Carol ambled in from the garden recently with enough vegetables balanced on her left arm to feed us for a week. A cabbage head, a cauliflower, a swatch of lettuce, four carrots, and a zucchini tucked up under her arm. For some reason we all resist taking a basket to the garden to gather stuff. Or we forget. Or we go there with the intention of bringing back a tomato and end up with eight ears of corn teetering on a forearm. It is the eighth ear that causes the problem. It falls off on the ground. As you grunt your way down to pick it up, ear number seven falls off. You stoop down again for it and six and eight both fall off.

One time-honored way of avoiding a basket is to use your shirt front as a sort of shopping bag to tote produce in from the garden. This works okay except that it renders you one-handed and as you use the other to gather in food, you have no way to swat at mosquitoes and flies. Moreover you end up with a dirty shirt.
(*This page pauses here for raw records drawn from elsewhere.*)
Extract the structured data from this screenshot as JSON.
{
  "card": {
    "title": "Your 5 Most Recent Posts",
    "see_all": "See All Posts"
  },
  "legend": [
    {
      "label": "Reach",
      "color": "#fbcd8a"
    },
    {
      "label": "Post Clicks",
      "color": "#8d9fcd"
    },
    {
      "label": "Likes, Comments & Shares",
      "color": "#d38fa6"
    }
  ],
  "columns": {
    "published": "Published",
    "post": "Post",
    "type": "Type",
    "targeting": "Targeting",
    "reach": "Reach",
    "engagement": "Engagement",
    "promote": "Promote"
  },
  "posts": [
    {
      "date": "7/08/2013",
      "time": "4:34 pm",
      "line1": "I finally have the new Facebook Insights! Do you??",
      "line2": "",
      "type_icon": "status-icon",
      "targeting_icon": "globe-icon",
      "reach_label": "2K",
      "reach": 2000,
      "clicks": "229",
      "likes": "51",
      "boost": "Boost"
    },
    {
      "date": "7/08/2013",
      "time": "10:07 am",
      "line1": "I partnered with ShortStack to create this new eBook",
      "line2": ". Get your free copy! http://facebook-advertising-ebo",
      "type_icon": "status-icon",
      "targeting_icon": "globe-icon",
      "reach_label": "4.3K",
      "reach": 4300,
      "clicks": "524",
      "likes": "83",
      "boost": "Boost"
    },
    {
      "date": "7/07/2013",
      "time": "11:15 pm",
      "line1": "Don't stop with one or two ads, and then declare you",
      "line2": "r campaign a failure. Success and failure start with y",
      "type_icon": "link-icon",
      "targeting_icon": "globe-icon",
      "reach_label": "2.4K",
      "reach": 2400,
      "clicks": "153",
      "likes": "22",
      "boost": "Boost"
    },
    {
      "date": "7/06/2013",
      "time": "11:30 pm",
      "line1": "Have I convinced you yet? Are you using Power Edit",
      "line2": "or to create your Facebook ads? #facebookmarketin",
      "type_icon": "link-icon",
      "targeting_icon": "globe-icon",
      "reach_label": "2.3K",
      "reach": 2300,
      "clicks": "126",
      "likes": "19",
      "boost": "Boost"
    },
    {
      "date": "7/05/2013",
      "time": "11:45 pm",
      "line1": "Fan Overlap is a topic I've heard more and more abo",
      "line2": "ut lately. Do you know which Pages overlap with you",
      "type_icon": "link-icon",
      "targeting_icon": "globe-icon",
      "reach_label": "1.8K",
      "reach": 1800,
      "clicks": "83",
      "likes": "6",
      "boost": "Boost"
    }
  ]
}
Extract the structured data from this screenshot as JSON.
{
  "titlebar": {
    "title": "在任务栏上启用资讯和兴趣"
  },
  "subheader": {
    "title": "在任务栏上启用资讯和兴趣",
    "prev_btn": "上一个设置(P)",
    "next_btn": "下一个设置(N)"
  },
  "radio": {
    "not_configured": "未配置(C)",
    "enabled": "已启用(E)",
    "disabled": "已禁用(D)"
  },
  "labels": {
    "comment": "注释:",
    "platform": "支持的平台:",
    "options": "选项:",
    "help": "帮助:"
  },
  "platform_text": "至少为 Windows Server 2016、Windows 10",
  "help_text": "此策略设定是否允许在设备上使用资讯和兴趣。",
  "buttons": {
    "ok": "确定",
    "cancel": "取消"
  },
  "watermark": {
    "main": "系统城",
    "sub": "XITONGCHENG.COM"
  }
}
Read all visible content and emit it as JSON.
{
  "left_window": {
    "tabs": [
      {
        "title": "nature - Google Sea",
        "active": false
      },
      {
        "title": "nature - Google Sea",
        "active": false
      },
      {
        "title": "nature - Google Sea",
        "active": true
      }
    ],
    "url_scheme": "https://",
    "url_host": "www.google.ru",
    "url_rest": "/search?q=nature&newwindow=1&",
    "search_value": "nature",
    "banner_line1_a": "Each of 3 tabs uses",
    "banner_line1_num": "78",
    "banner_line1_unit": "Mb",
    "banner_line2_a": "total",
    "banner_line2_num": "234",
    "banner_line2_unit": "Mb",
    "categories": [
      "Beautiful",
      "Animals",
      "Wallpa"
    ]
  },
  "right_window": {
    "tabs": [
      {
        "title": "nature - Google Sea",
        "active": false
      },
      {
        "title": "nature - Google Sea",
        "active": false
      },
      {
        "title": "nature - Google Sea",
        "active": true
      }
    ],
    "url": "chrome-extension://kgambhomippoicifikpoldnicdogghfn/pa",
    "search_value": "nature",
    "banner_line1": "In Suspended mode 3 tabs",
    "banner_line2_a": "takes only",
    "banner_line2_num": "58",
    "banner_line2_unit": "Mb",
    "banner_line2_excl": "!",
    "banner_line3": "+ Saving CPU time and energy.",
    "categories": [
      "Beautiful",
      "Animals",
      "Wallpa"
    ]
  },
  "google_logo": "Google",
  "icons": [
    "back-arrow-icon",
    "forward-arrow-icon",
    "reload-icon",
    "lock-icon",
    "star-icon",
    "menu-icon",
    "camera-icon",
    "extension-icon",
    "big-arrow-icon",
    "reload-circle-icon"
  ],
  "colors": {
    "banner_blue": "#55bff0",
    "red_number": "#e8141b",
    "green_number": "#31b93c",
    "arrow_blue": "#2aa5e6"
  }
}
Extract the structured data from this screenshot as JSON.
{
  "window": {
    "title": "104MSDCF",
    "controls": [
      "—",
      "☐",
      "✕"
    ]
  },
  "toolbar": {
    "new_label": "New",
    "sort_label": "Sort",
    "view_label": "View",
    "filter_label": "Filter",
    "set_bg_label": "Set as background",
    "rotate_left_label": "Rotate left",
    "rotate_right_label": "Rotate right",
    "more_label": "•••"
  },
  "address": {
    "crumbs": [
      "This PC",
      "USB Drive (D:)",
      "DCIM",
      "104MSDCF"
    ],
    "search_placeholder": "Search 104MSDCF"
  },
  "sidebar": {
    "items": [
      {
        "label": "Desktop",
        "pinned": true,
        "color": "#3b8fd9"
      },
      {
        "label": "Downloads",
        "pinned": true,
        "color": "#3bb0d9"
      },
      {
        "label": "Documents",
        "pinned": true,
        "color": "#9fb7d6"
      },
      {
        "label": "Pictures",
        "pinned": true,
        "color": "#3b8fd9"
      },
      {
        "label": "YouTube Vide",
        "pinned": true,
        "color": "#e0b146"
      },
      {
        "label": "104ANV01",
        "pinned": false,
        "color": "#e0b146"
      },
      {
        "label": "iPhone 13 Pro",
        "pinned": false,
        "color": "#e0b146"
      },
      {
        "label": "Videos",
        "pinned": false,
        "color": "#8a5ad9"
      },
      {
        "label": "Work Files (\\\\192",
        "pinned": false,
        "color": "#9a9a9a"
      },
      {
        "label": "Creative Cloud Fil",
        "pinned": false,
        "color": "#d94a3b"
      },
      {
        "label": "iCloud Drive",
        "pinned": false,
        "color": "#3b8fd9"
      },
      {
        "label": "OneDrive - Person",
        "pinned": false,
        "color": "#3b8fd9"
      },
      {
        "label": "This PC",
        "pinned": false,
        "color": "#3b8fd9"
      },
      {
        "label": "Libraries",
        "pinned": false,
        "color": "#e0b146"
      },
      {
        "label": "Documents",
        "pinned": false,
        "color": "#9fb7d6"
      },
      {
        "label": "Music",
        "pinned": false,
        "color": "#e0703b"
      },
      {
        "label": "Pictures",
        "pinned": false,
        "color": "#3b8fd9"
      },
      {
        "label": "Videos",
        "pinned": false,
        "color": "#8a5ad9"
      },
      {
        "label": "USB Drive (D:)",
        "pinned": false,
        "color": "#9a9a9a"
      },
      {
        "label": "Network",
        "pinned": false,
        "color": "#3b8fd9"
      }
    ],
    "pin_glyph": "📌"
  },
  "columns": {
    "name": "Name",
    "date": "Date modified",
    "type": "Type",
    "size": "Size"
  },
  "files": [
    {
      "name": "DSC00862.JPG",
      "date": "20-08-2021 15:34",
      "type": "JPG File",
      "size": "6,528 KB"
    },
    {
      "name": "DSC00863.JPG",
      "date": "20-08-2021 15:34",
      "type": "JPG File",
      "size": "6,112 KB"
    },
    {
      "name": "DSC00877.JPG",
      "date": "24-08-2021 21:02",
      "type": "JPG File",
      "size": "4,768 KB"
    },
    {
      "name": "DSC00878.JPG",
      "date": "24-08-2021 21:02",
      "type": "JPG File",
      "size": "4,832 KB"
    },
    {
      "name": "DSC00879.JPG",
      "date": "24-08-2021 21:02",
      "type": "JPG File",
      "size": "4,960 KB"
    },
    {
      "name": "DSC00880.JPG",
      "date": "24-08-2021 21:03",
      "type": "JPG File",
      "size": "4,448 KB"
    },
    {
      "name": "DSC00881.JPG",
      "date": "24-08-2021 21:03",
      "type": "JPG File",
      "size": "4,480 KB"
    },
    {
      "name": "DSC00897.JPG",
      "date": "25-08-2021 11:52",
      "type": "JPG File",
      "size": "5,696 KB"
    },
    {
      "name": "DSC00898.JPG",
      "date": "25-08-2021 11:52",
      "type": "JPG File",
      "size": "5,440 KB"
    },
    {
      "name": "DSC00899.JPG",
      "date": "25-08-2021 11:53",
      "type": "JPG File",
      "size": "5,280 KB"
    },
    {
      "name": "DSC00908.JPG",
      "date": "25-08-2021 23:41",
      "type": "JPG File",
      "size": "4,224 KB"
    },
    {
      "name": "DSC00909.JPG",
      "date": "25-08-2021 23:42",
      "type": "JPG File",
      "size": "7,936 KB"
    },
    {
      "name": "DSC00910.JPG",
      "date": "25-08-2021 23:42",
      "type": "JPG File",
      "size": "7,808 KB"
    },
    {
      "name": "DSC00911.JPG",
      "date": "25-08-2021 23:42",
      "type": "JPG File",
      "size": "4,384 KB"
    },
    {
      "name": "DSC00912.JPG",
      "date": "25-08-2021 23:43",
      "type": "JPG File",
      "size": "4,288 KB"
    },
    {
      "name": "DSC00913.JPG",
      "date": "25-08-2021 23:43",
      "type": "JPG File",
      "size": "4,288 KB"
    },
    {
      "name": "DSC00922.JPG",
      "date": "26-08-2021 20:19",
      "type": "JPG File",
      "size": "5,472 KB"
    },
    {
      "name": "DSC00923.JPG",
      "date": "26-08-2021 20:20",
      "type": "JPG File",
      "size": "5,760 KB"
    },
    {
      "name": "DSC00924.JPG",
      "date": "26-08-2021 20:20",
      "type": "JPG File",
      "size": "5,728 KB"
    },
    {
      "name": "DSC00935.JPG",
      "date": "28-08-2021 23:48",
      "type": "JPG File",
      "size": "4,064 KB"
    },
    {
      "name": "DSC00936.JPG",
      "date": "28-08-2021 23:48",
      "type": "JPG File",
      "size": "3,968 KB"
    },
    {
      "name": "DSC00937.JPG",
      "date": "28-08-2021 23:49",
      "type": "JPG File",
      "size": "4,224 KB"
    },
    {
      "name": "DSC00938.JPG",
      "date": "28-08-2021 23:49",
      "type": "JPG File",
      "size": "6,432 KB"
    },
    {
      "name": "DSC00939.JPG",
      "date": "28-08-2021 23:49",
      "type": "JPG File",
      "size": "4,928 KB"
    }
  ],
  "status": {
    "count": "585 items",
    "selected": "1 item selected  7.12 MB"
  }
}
A hat balanced in a hand makes a fairly good basket substitute but leaves you even more vulnerable to bug attack with a bare head when the other hand is busily occupied, searching out pea pods or some such. Also if you reach a bit beyond a sturdily balanced stance, a hat full of pea pods or some such tends to cascade into the jungle below and retrieval is almost as time-consuming as picking them in the first place. More…